Your Career questions answered.

Question:
Is mechanical engineering a marketable course in Kenya?? What fields will one work after graduation?
 Answer:
MECHANICAL ENGINEERING is a fairly marketable course, depending on whether you can
do well in the course. You will need a very high aptitude for Math to excel in the course however. There are mainly two specializations in Mechanical engineering;Production engineering and automotive engineering. Other specialization may include energy engineering, marine engineering etc. Mechanical engineering (Production option) will enable you become an engineer in production and assembly lines, essentially assisting in the manufacture of goods and products. All the goods produced e.g, sugar, margarine, soaps, cooking oil; etc must pass through a production line, so you
bet that the job opportunities will always be there. You could also be involved in the design and fabrication of metallic parts, maintenance of machines, etc. Typical starting salaries are usually between 25,000 and 45,000 per month. The pay can however increase to six figure income (more than 100,000 per month in a few years.) If you specialize in automotive engineering; you will deal with cars assembly and that sort of stuff. Typical employers are the car companies such as General Motors east Africa, Toyota etc. and the oil companies such as Kenol Kobil, Total etc.

Energy engineering is also an upcoming area of interest,and with the energy shortage in Kenya, its likely to be a growing field. Typical employers would include KenGen, Kenya Power, geothermal Power company etc. If you are fortunate enough to be hired as an engineer in the energy sector, then the starting salaries are some of the highest in Kenya, typically more than 60,000 per month, going to a six figure salary in a few years. Wind and solar energy, among other renewable energy sources, are growing areas. You could really check out the specializations within the Mechanical engineering (energy sector,) I'm sure you won't regret.
Answer by blog editor
Mabinda C.




5 comments:

  1. I was satisfied with your opinion on mechanical eng could yot please do the same on electrical and electronic eng and is it worthy to do it at a polytechnic like kenya poly

    ReplyDelete
  2. I will do a post on electrical and electronics, perhaps on 6th or 7th, watch this space and enjoy the read.

    Mabinda C.
    Blog Editor.

    ReplyDelete
  3. am a first year studying bsc.agricultural economics.was asking is this course marketable?which areas can one work at and what is the starting salary? And in what areas can i specialise in when in third year?

    ReplyDelete
  4. Hi! BSC.agricultural economics is much like economics, in fact, about 90% of the course is related to economics. Therefore, wherever an economics degree holder can work, you can also work there. Some of the specializations in agricultural economics (this differs from one university to another), would include development economics, macroeconomics, microeconomics, microfinance, sociology and economics etc.

    The industries where you can work in include banks and financial institutions, agricultural parastatals such as AFC, Agra, Kari, Ministry of agriculture and the civil service in general, KCC, Microfinance institutions, NGOs involved in community, resource and poverty alleviation in villages amongst other sectors.
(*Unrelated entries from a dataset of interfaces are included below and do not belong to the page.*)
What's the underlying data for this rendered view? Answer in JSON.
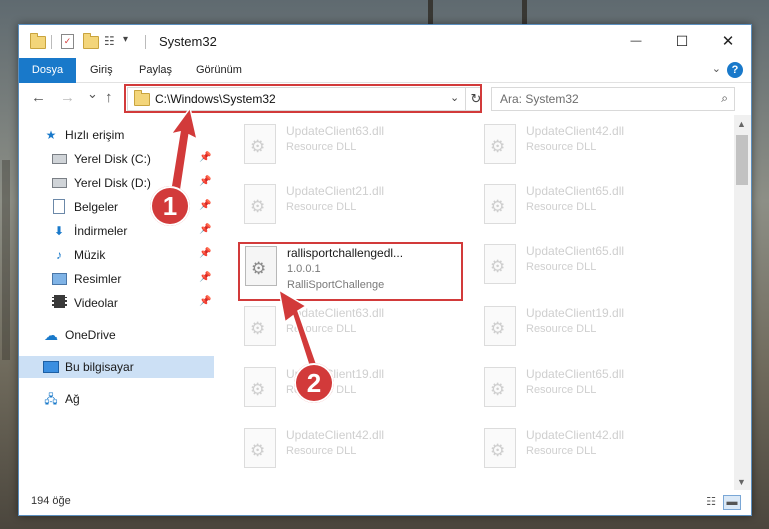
{
  "window": {
    "title": "System32",
    "minimize": "—",
    "maximize": "☐",
    "close": "✕"
  },
  "ribbon": {
    "tabs": [
      "Dosya",
      "Giriş",
      "Paylaş",
      "Görünüm"
    ],
    "help": "?"
  },
  "nav": {
    "back": "←",
    "forward": "→",
    "recent": "⌄",
    "up": "↑",
    "address": "C:\\Windows\\System32",
    "search_placeholder": "Ara: System32"
  },
  "sidebar": {
    "items": [
      {
        "label": "Hızlı erişim",
        "icon": "star-icon",
        "pinned": false
      },
      {
        "label": "Yerel Disk (C:)",
        "icon": "drive-icon",
        "pinned": true
      },
      {
        "label": "Yerel Disk (D:)",
        "icon": "drive-icon",
        "pinned": true
      },
      {
        "label": "Belgeler",
        "icon": "documents-icon",
        "pinned": true
      },
      {
        "label": "İndirmeler",
        "icon": "download-icon",
        "pinned": true
      },
      {
        "label": "Müzik",
        "icon": "music-icon",
        "pinned": true
      },
      {
        "label": "Resimler",
        "icon": "pictures-icon",
        "pinned": true
      },
      {
        "label": "Videolar",
        "icon": "videos-icon",
        "pinned": true
      },
      {
        "label": "OneDrive",
        "icon": "cloud-icon",
        "pinned": false
      },
      {
        "label": "Bu bilgisayar",
        "icon": "computer-icon",
        "pinned": false,
        "selected": true
      },
      {
        "label": "Ağ",
        "icon": "network-icon",
        "pinned": false
      }
    ]
  },
  "files": [
    {
      "name": "UpdateClient63.dll",
      "desc": "Resource DLL"
    },
    {
      "name": "UpdateClient42.dll",
      "desc": "Resource DLL"
    },
    {
      "name": "UpdateClient21.dll",
      "desc": "Resource DLL"
    },
    {
      "name": "UpdateClient65.dll",
      "desc": "Resource DLL"
    },
    {
      "name": "rallisportchallengedl...",
      "desc": "1.0.0.1",
      "extra": "RalliSportChallenge",
      "highlighted": true
    },
    {
      "name": "UpdateClient65.dll",
      "desc": "Resource DLL"
    },
    {
      "name": "UpdateClient63.dll",
      "desc": "Resource DLL"
    },
    {
      "name": "UpdateClient19.dll",
      "desc": "Resource DLL"
    },
    {
      "name": "UpdateClient19.dll",
      "desc": "Resource DLL"
    },
    {
      "name": "UpdateClient65.dll",
      "desc": "Resource DLL"
    },
    {
      "name": "UpdateClient42.dll",
      "desc": "Resource DLL"
    },
    {
      "name": "UpdateClient42.dll",
      "desc": "Resource DLL"
    }
  ],
  "status": {
    "count": "194 öğe"
  },
  "annotations": {
    "step1": "1",
    "step2": "2",
    "color": "#d23a3a"
  }
}
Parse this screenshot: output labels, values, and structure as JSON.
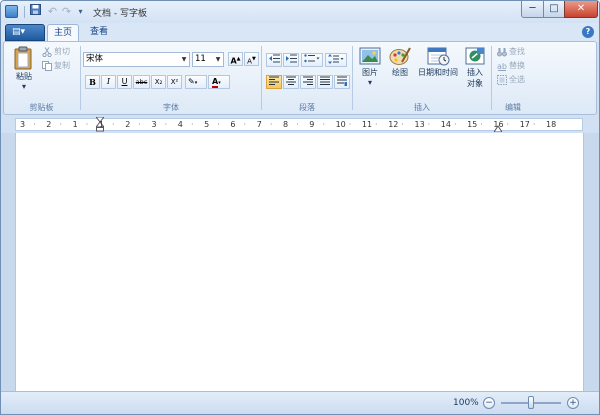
{
  "window": {
    "title": "文档 - 写字板"
  },
  "quick_access": {
    "save_icon": "save-icon",
    "undo_icon": "undo-icon",
    "redo_icon": "redo-icon",
    "customize_icon": "dropdown-arrow-icon"
  },
  "window_controls": {
    "minimize": "─",
    "maximize": "□",
    "close": "✕"
  },
  "tabs": {
    "menu_label": "▤▾",
    "home": "主页",
    "view": "查看",
    "help": "?"
  },
  "clipboard": {
    "label": "剪贴板",
    "paste": "粘贴",
    "paste_arrow": "▾",
    "cut": "剪切",
    "copy": "复制"
  },
  "font": {
    "label": "字体",
    "family": "宋体",
    "size": "11",
    "grow": "A",
    "shrink": "A",
    "bold": "B",
    "italic": "I",
    "underline": "U",
    "strike": "abc",
    "subscript": "X₂",
    "superscript": "X²",
    "highlight": "✎",
    "font_color": "A"
  },
  "paragraph": {
    "label": "段落"
  },
  "insert": {
    "label": "插入",
    "picture": "图片",
    "picture_arrow": "▾",
    "paint": "绘图",
    "datetime": "日期和时间",
    "object_line1": "插入",
    "object_line2": "对象"
  },
  "editing": {
    "label": "编辑",
    "find": "查找",
    "replace": "替换",
    "select_all": "全选"
  },
  "ruler": {
    "labels": [
      "3",
      "2",
      "1",
      "1",
      "2",
      "3",
      "4",
      "5",
      "6",
      "7",
      "8",
      "9",
      "10",
      "11",
      "12",
      "13",
      "14",
      "15",
      "16",
      "17",
      "18"
    ]
  },
  "status": {
    "zoom": "100%",
    "zoom_out": "−",
    "zoom_in": "+",
    "zoom_level": 0.5
  },
  "colors": {
    "accent": "#1e5aa0",
    "ribbon": "#dde9f7",
    "highlight": "#f6c65a",
    "font_color_bar": "#c00000"
  }
}
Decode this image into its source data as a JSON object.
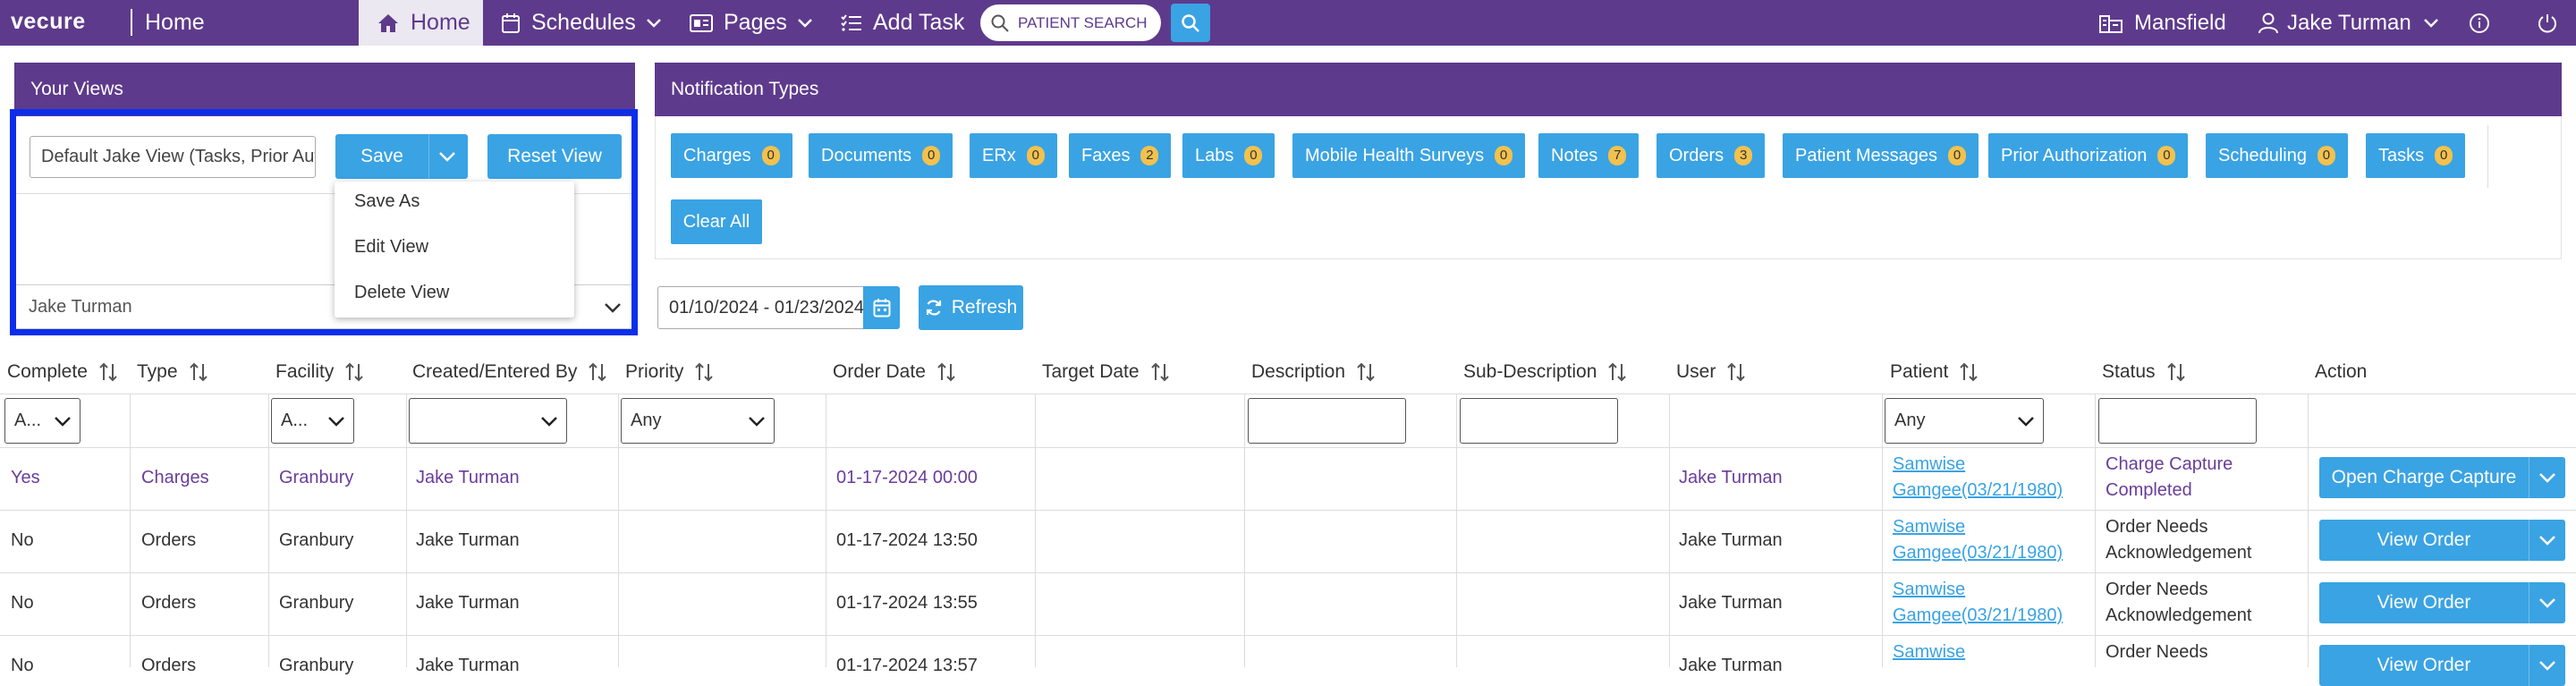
{
  "app": {
    "logo": "vecure",
    "title": "Home"
  },
  "nav": {
    "home": "Home",
    "schedules": "Schedules",
    "pages": "Pages",
    "add_task": "Add Task",
    "search_placeholder": "PATIENT SEARCH",
    "location": "Mansfield",
    "user": "Jake Turman"
  },
  "views": {
    "title": "Your Views",
    "current_view": "Default Jake View (Tasks, Prior Aut",
    "save_label": "Save",
    "reset_label": "Reset View",
    "user_value": "Jake Turman",
    "menu": [
      "Save As",
      "Edit View",
      "Delete View"
    ]
  },
  "notifications": {
    "title": "Notification Types",
    "types": [
      {
        "label": "Charges",
        "count": "0"
      },
      {
        "label": "Documents",
        "count": "0"
      },
      {
        "label": "ERx",
        "count": "0"
      },
      {
        "label": "Faxes",
        "count": "2"
      },
      {
        "label": "Labs",
        "count": "0"
      },
      {
        "label": "Mobile Health Surveys",
        "count": "0"
      },
      {
        "label": "Notes",
        "count": "7"
      },
      {
        "label": "Orders",
        "count": "3"
      },
      {
        "label": "Patient Messages",
        "count": "0"
      },
      {
        "label": "Prior Authorization",
        "count": "0"
      },
      {
        "label": "Scheduling",
        "count": "0"
      },
      {
        "label": "Tasks",
        "count": "0"
      }
    ],
    "clear_all": "Clear All"
  },
  "date_range": "01/10/2024 - 01/23/2024",
  "refresh_label": "Refresh",
  "table": {
    "columns": [
      "Complete",
      "Type",
      "Facility",
      "Created/Entered By",
      "Priority",
      "Order Date",
      "Target Date",
      "Description",
      "Sub-Description",
      "User",
      "Patient",
      "Status",
      "Action"
    ],
    "filters": {
      "complete": "A...",
      "facility": "A...",
      "created_by": "",
      "priority": "Any",
      "patient": "Any"
    },
    "rows": [
      {
        "complete": "Yes",
        "type": "Charges",
        "facility": "Granbury",
        "created_by": "Jake Turman",
        "order_date": "01-17-2024 00:00",
        "user": "Jake Turman",
        "patient_1": "Samwise",
        "patient_2": "Gamgee(03/21/1980)",
        "status_1": "Charge Capture",
        "status_2": "Completed",
        "action": "Open Charge Capture"
      },
      {
        "complete": "No",
        "type": "Orders",
        "facility": "Granbury",
        "created_by": "Jake Turman",
        "order_date": "01-17-2024 13:50",
        "user": "Jake Turman",
        "patient_1": "Samwise",
        "patient_2": "Gamgee(03/21/1980)",
        "status_1": "Order Needs",
        "status_2": "Acknowledgement",
        "action": "View Order"
      },
      {
        "complete": "No",
        "type": "Orders",
        "facility": "Granbury",
        "created_by": "Jake Turman",
        "order_date": "01-17-2024 13:55",
        "user": "Jake Turman",
        "patient_1": "Samwise",
        "patient_2": "Gamgee(03/21/1980)",
        "status_1": "Order Needs",
        "status_2": "Acknowledgement",
        "action": "View Order"
      },
      {
        "complete": "No",
        "type": "Orders",
        "facility": "Granbury",
        "created_by": "Jake Turman",
        "order_date": "01-17-2024 13:57",
        "user": "Jake Turman",
        "patient_1": "Samwise",
        "patient_2": "",
        "status_1": "Order Needs",
        "status_2": "",
        "action": "View Order"
      }
    ]
  },
  "colors": {
    "brand": "#5e3a8c",
    "accent": "#3aa3e3",
    "badge": "#f2c14e",
    "highlight": "#0a2eea"
  }
}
In addition, you could also work for statistics and economic research institutions.
    Hope that is clear, in case of anything, you can always ask again.

    Mabinda C.
    Blog editor.

    ReplyDelete
  5. Hi,i am good at Mathematics and thinking of doing civil engineering but again i love business..I hear engineering is a realy difficult course and honestly i dont think i want to be deeply immersed in books again for five years though engineering has been my need since i was a kid...i would really appreciate your advice on what course i should take

    ReplyDelete